Based on a true story, Franzobel wrote an impressive and unusual novel about the most unsettling of all questions: How far will people go for their own advantage, and what are their motivations? While some books warn about the consequences that arise when the thin veil of civilization is lifted, Franzobel steps it up a notch and also demonstrates how the lowest of insticts are already woven into the fabric of that veil.
In 1816, the frigate "Méduse" set sail in Rochefort, France, to receive the British handover of the port of Saint-Louis, Senegal, then an important center of commerce, including the international slave trade. On board: Almost 400 people, among them government officials, soldiers, emigrants, and around 160 crew members. The ship's captain, de Chaumareys, attained his position due to family ties and by being an ardent royalist, but he lacked the knowledge to navigate the Méduse. Instead of listening to his able crew members, he trusted his friend Richeford to help him keep the frigate sailing in the right direction, but Richeford was just as ignorant as the captain himself. When the Méduse ran aground on a sandbank and there were only six lifeboats, a raft was built and finally abandoned, unable to navigate, in the middle of the ocean - 13 days later, only 15 of its ca. 150 passengers could be saved.
Franzobel adds his rather unique style of literary imagination to these historic events, and vividly describes why and how the structures on board failed, how individuals contributed to and then justified the turn of events. The power of the story lies in the fact that this is a catatrophe, but not a tragedy: The destiny of the Méduse was not inevitable, the mistakes were not innocent, the lies were no white lies. The raft, where the majority of those who failed to prevent the irresponsible decisions of the higher ranks end up, becomes a floating hell, dominated by hunger, fear and madness, where the lowest human instincts take over (and yes, there is also cannibalism).

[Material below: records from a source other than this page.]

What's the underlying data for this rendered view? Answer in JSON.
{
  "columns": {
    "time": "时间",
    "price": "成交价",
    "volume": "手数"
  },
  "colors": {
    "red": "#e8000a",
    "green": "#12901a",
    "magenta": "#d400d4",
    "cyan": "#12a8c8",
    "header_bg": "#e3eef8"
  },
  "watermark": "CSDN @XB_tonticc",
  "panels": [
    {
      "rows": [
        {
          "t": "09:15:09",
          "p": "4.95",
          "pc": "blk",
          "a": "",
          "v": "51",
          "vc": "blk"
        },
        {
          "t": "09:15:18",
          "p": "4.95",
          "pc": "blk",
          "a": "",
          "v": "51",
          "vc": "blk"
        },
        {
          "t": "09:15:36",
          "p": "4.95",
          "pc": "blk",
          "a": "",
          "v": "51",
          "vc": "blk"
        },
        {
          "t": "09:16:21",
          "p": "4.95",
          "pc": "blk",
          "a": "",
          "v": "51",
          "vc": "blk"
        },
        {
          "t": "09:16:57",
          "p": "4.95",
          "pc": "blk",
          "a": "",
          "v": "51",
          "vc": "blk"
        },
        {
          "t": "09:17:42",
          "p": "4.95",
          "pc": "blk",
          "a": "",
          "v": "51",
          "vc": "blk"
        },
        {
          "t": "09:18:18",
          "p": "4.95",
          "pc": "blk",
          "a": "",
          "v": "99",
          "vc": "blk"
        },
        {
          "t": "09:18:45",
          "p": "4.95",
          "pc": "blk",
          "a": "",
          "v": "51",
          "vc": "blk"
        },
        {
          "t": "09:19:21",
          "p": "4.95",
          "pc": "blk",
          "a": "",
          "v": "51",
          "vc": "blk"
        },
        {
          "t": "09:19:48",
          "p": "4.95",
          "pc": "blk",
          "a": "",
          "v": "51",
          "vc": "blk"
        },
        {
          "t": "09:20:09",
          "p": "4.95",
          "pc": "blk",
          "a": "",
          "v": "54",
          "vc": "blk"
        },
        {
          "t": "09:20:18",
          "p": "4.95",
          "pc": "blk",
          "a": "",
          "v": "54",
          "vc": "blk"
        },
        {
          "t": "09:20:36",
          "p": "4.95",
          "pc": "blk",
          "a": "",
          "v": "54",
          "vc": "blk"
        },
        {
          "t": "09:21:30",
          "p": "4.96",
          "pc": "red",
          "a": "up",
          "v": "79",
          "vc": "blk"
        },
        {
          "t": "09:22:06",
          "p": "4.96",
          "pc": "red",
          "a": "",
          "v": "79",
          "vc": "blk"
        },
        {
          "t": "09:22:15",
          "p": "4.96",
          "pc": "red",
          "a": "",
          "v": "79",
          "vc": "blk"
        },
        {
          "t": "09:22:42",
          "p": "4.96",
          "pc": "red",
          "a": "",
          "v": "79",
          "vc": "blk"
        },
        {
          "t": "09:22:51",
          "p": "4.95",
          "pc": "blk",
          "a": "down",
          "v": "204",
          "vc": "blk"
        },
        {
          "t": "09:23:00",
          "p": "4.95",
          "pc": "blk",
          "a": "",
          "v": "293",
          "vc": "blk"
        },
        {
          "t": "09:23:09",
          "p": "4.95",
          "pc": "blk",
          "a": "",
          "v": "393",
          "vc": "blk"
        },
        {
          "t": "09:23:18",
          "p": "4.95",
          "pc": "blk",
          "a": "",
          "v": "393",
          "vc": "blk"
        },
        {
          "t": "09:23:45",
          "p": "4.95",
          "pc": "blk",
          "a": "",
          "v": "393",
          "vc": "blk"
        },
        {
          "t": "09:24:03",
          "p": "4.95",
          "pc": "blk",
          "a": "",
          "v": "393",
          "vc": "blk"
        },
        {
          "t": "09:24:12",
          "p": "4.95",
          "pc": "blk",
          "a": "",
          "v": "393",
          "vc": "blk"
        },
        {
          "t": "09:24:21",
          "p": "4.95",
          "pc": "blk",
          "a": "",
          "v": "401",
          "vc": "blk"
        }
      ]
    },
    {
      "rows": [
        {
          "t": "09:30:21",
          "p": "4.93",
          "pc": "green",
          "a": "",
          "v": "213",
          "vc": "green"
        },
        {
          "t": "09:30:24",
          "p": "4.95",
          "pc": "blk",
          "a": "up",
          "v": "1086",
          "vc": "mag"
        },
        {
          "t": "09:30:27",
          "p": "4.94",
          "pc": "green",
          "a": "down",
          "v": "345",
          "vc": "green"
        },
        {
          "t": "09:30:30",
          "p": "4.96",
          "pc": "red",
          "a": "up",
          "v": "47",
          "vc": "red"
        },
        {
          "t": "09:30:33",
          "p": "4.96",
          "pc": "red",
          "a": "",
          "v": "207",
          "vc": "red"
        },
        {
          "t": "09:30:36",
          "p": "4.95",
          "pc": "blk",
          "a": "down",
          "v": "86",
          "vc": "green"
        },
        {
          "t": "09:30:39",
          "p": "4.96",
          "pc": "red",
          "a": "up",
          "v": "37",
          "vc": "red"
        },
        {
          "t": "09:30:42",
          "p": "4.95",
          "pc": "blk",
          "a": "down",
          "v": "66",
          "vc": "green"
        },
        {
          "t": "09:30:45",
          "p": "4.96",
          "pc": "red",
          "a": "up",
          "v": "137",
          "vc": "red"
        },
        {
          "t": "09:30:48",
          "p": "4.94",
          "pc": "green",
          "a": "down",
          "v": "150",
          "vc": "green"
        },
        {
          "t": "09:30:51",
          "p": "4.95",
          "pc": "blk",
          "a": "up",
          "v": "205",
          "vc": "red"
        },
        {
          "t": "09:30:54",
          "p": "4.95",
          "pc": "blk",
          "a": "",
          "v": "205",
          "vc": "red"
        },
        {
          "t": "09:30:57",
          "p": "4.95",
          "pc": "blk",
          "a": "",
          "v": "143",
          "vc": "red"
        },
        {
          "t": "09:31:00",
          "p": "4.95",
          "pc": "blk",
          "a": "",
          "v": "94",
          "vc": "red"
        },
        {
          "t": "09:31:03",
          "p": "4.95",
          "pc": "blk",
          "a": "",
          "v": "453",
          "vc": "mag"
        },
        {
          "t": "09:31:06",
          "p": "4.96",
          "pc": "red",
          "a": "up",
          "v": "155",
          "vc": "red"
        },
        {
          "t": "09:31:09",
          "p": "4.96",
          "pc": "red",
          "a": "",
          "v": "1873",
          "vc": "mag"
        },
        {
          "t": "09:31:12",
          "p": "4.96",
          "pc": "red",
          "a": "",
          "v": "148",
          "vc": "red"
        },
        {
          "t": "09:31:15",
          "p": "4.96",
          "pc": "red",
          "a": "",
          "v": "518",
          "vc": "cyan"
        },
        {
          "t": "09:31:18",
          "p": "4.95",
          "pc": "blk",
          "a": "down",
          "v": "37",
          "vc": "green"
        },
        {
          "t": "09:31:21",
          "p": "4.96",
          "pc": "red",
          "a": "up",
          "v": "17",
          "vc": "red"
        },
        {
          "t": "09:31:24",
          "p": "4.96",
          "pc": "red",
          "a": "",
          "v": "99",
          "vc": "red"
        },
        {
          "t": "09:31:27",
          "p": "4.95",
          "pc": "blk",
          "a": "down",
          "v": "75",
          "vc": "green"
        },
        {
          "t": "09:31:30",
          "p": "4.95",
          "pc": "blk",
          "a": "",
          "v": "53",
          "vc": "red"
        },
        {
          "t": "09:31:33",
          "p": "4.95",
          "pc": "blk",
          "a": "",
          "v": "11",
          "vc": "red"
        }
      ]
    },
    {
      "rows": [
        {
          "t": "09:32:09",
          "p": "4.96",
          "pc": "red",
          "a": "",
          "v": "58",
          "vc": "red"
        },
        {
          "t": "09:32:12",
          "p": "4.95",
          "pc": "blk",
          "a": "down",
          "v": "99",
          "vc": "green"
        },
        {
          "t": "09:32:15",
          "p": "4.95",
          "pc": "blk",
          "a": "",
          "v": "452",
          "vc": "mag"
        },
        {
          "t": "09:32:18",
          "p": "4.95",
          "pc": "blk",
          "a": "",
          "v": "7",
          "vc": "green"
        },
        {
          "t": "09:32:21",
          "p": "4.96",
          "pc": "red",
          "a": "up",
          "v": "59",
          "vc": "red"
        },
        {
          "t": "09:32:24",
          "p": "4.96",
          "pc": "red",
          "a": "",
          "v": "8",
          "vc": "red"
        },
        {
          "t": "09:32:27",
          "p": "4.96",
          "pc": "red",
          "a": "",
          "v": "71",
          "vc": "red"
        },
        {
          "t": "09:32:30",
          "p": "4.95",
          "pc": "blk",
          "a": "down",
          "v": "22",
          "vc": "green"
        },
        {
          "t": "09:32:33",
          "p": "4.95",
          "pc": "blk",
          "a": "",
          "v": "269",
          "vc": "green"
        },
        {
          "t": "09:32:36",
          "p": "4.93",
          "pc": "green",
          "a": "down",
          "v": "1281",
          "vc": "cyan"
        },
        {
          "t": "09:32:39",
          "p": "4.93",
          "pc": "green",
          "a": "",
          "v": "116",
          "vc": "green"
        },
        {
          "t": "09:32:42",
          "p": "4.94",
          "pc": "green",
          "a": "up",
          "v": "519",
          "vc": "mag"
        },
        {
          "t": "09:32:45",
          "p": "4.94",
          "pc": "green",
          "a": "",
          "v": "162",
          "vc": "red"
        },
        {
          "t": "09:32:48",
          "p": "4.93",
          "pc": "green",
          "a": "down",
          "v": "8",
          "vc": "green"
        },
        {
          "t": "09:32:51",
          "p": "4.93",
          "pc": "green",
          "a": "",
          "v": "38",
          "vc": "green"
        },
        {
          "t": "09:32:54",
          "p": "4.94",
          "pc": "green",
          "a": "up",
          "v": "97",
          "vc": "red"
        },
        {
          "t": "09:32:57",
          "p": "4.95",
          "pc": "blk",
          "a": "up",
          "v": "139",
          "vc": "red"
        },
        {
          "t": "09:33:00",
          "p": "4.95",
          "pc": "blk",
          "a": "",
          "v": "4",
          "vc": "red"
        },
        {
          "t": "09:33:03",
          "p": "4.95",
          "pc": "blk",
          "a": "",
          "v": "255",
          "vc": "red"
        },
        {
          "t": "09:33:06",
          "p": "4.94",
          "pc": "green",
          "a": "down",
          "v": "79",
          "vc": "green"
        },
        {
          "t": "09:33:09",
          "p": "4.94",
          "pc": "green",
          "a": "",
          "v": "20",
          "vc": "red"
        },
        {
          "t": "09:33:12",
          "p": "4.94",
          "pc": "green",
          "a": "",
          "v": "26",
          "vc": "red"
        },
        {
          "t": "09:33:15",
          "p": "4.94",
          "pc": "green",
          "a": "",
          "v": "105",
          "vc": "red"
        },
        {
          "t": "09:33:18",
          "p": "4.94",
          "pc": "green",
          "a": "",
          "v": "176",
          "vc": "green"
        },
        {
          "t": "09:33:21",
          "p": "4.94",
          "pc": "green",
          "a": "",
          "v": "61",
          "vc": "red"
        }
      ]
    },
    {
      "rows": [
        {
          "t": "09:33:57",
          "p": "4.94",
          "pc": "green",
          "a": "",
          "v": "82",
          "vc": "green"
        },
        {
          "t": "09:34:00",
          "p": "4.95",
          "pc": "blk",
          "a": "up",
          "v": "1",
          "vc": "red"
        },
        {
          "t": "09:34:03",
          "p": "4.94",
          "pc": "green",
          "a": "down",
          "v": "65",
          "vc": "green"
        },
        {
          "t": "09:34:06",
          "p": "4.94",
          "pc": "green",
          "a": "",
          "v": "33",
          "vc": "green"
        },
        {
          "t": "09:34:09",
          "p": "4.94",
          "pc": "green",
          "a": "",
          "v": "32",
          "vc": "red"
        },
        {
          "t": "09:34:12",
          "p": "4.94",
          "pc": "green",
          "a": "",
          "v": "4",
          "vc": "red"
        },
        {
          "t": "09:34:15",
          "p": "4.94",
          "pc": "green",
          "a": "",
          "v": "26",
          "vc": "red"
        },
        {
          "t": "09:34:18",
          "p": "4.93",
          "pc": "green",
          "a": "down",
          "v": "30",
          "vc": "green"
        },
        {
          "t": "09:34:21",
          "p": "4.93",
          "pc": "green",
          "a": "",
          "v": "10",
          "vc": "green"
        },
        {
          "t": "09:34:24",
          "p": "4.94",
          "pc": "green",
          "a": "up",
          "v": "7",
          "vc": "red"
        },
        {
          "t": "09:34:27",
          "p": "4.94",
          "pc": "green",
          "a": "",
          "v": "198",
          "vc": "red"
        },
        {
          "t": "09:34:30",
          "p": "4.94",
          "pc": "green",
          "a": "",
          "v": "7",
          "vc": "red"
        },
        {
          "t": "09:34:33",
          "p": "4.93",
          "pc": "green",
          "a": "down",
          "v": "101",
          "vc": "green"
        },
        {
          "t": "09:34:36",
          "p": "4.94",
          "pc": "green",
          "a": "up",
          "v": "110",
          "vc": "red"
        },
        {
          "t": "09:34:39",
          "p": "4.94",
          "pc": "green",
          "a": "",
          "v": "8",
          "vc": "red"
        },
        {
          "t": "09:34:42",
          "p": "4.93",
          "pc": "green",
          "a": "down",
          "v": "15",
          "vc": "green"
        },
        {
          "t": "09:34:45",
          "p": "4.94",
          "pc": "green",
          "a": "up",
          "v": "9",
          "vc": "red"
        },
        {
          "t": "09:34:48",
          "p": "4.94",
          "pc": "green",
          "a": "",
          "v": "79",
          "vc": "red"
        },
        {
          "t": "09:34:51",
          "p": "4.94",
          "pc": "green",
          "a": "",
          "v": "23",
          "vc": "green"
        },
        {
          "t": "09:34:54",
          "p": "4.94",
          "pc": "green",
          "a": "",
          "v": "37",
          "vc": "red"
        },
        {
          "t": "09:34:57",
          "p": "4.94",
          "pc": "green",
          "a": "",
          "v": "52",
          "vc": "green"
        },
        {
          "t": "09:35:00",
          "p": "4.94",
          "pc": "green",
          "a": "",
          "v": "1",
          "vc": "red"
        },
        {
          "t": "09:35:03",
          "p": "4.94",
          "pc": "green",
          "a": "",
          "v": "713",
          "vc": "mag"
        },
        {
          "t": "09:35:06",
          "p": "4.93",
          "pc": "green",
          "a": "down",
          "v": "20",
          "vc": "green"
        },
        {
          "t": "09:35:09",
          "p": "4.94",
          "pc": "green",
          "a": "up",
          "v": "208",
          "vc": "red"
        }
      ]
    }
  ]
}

Franzobel uses a sharp modern language and also introduces a very subjective kind of meta-commentary to tell this 19th century story. To help the reader identify his many characters, he invents a distinctive way of speaking for almost every one of them: A stutter, a tendency to speak in proverbs, a dialect, mannerism, or even speech impediment. Although the author sometimes gets a little carried away by his own ideas - look what I can do! - the reader has to admit: Yes, Franzobel can do a whole lot!
Almost unneccessary to say that while there are clearly some specifics of the French Restauration at play, the dynamics Franzobel describes reach beyond that and feel shockingly current. A gripping, fascinatig, and haunting read that already won the Nicolas Born Prize last week.
Btw: The painting "Le Radeau de la Méduse" ("Das Floß der Medusa" / "The Raft of the Meduse"), which is shown on the novel's cover, was painted in 1819 by Théodore Géricault and is exhibited at the Louvre in Paris (https://www.louvre.fr/en/oeuvre-notices/raft-medusa).